- **Exercise materials**
* * *

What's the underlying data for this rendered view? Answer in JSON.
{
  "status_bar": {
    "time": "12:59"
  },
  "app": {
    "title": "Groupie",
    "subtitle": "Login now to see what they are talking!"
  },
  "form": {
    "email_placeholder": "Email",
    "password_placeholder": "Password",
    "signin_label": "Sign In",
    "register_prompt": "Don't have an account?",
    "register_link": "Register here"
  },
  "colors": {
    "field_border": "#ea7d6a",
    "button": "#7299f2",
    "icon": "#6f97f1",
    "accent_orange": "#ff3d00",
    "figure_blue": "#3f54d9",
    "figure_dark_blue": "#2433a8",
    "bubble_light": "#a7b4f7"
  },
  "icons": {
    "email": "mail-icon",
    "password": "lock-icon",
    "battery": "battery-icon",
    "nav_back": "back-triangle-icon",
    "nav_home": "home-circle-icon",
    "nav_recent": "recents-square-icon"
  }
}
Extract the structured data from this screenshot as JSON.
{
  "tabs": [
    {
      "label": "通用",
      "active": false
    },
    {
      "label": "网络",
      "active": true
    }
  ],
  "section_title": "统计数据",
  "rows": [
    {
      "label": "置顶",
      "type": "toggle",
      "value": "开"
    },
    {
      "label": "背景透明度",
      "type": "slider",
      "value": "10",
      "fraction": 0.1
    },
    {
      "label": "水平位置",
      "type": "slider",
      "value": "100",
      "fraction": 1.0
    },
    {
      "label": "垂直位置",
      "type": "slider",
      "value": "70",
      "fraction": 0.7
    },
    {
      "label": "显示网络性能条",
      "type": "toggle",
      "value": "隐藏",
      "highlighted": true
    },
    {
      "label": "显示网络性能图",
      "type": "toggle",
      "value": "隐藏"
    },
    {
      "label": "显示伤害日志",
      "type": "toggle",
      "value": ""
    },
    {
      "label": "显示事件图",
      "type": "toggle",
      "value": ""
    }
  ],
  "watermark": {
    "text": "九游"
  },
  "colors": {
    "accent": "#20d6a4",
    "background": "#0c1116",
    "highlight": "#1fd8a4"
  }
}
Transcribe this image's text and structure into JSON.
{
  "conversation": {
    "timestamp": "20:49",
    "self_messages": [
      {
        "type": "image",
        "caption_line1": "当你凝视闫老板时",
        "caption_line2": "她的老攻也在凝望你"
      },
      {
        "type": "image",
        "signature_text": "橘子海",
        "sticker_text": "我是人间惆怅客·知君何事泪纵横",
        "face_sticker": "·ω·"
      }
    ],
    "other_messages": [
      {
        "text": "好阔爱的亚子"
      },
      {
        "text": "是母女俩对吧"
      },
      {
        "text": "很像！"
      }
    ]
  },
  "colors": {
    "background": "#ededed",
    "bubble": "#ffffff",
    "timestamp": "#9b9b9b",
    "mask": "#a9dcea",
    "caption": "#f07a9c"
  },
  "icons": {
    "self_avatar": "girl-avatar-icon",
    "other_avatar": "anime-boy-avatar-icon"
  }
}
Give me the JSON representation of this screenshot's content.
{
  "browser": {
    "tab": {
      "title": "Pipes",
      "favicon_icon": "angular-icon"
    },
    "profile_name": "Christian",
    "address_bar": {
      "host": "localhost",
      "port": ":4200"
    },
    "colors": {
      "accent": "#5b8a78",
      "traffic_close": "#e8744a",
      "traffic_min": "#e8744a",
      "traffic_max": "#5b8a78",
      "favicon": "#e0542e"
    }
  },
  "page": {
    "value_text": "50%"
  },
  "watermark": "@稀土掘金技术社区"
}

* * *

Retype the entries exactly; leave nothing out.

- **Reply**
What's the underlying data for this rendered view? Answer in JSON.
{
  "status_bar": {
    "time": "12:59"
  },
  "app": {
    "title": "Groupie",
    "subtitle": "Login now to see what they are talking!"
  },
  "form": {
    "email_placeholder": "Email",
    "password_placeholder": "Password",
    "signin_label": "Sign In",
    "register_prompt": "Don't have an account?",
    "register_link": "Register here"
  },
  "colors": {
    "field_border": "#ea7d6a",
    "button": "#7299f2",
    "icon": "#6f97f1",
    "accent_orange": "#ff3d00",
    "figure_blue": "#3f54d9",
    "figure_dark_blue": "#2433a8",
    "bubble_light": "#a7b4f7"
  },
  "icons": {
    "email": "mail-icon",
    "password": "lock-icon",
    "battery": "battery-icon",
    "nav_back": "back-triangle-icon",
    "nav_home": "home-circle-icon",
    "nav_recent": "recents-square-icon"
  }
}
Extract the structured data from this screenshot as JSON.
{
  "tabs": [
    {
      "label": "通用",
      "active": false
    },
    {
      "label": "网络",
      "active": true
    }
  ],
  "section_title": "统计数据",
  "rows": [
    {
      "label": "置顶",
      "type": "toggle",
      "value": "开"
    },
    {
      "label": "背景透明度",
      "type": "slider",
      "value": "10",
      "fraction": 0.1
    },
    {
      "label": "水平位置",
      "type": "slider",
      "value": "100",
      "fraction": 1.0
    },
    {
      "label": "垂直位置",
      "type": "slider",
      "value": "70",
      "fraction": 0.7
    },
    {
      "label": "显示网络性能条",
      "type": "toggle",
      "value": "隐藏",
      "highlighted": true
    },
    {
      "label": "显示网络性能图",
      "type": "toggle",
      "value": "隐藏"
    },
    {
      "label": "显示伤害日志",
      "type": "toggle",
      "value": ""
    },
    {
      "label": "显示事件图",
      "type": "toggle",
      "value": ""
    }
  ],
  "watermark": {
    "text": "九游"
  },
  "colors": {
    "accent": "#20d6a4",
    "background": "#0c1116",
    "highlight": "#1fd8a4"
  }
}
Transcribe this image's text and structure into JSON.
{
  "conversation": {
    "timestamp": "20:49",
    "self_messages": [
      {
        "type": "image",
        "caption_line1": "当你凝视闫老板时",
        "caption_line2": "她的老攻也在凝望你"
      },
      {
        "type": "image",
        "signature_text": "橘子海",
        "sticker_text": "我是人间惆怅客·知君何事泪纵横",
        "face_sticker": "·ω·"
      }
    ],
    "other_messages": [
      {
        "text": "好阔爱的亚子"
      },
      {
        "text": "是母女俩对吧"
      },
      {
        "text": "很像！"
      }
    ]
  },
  "colors": {
    "background": "#ededed",
    "bubble": "#ffffff",
    "timestamp": "#9b9b9b",
    "mask": "#a9dcea",
    "caption": "#f07a9c"
  },
  "icons": {
    "self_avatar": "girl-avatar-icon",
    "other_avatar": "anime-boy-avatar-icon"
  }
}
Give me the JSON representation of this screenshot's content.
{
  "browser": {
    "tab": {
      "title": "Pipes",
      "favicon_icon": "angular-icon"
    },
    "profile_name": "Christian",
    "address_bar": {
      "host": "localhost",
      "port": ":4200"
    },
    "colors": {
      "accent": "#5b8a78",
      "traffic_close": "#e8744a",
      "traffic_min": "#e8744a",
      "traffic_max": "#5b8a78",
      "favicon": "#e0542e"
    }
  },
  "page": {
    "value_text": "50%"
  },
  "watermark": "@稀土掘金技术社区"
}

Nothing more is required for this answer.